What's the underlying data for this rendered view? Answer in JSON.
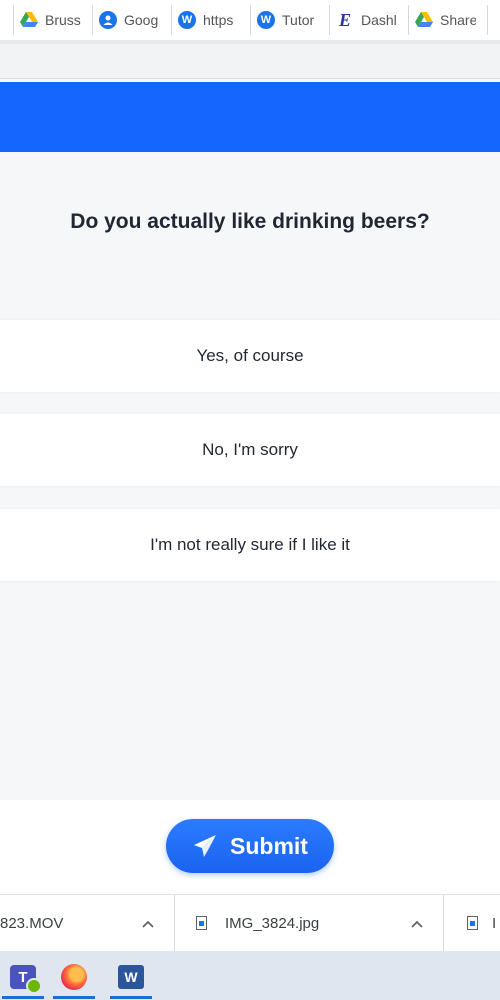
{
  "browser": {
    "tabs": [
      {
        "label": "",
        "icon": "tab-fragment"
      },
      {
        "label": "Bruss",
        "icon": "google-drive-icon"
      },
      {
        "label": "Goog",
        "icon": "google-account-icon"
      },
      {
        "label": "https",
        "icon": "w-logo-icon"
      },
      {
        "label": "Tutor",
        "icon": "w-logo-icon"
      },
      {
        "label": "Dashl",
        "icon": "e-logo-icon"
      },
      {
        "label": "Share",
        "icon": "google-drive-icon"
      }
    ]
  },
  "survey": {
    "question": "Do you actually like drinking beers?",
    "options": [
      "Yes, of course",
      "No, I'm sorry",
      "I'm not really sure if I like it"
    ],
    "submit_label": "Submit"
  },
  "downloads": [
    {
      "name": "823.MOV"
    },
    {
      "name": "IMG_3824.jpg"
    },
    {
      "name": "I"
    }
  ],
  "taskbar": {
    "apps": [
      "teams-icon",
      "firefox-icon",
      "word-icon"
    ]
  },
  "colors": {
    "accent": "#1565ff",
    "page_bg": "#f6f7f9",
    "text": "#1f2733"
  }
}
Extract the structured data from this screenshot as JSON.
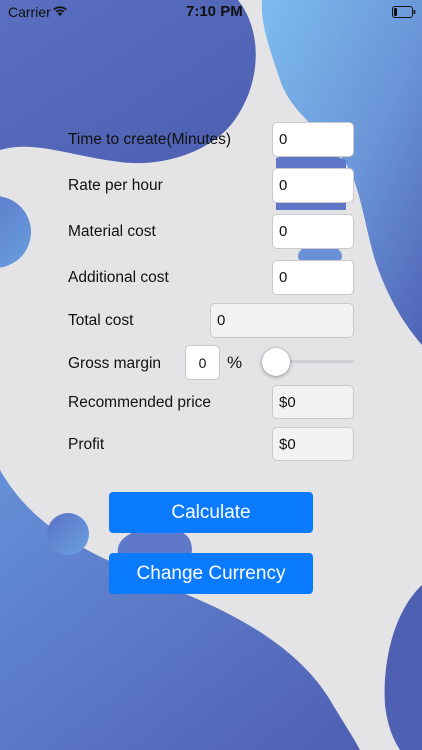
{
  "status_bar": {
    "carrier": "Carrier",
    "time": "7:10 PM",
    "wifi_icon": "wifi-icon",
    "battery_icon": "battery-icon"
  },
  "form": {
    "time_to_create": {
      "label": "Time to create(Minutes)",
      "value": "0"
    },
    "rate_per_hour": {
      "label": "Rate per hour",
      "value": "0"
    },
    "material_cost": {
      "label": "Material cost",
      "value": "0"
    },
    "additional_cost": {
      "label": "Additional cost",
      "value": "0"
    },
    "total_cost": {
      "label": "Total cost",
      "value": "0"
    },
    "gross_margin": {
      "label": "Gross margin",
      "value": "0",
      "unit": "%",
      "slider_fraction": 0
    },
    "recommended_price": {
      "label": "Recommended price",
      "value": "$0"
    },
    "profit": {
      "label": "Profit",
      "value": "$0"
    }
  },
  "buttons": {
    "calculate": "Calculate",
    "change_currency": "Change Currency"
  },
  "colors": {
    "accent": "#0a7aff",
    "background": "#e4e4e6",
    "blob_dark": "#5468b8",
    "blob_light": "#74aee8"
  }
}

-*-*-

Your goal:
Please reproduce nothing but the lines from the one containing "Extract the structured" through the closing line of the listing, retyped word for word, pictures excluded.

Reply:
Extract the structured data from this screenshot as JSON.
{
  "status_bar": {
    "carrier": "Carrier",
    "time": "7:10 PM",
    "wifi_icon": "wifi-icon",
    "battery_icon": "battery-icon"
  },
  "form": {
    "time_to_create": {
      "label": "Time to create(Minutes)",
      "value": "0"
    },
    "rate_per_hour": {
      "label": "Rate per hour",
      "value": "0"
    },
    "material_cost": {
      "label": "Material cost",
      "value": "0"
    },
    "additional_cost": {
      "label": "Additional cost",
      "value": "0"
    },
    "total_cost": {
      "label": "Total cost",
      "value": "0"
    },
    "gross_margin": {
      "label": "Gross margin",
      "value": "0",
      "unit": "%",
      "slider_fraction": 0
    },
    "recommended_price": {
      "label": "Recommended price",
      "value": "$0"
    },
    "profit": {
      "label": "Profit",
      "value": "$0"
    }
  },
  "buttons": {
    "calculate": "Calculate",
    "change_currency": "Change Currency"
  },
  "colors": {
    "accent": "#0a7aff",
    "background": "#e4e4e6",
    "blob_dark": "#5468b8",
    "blob_light": "#74aee8"
  }
}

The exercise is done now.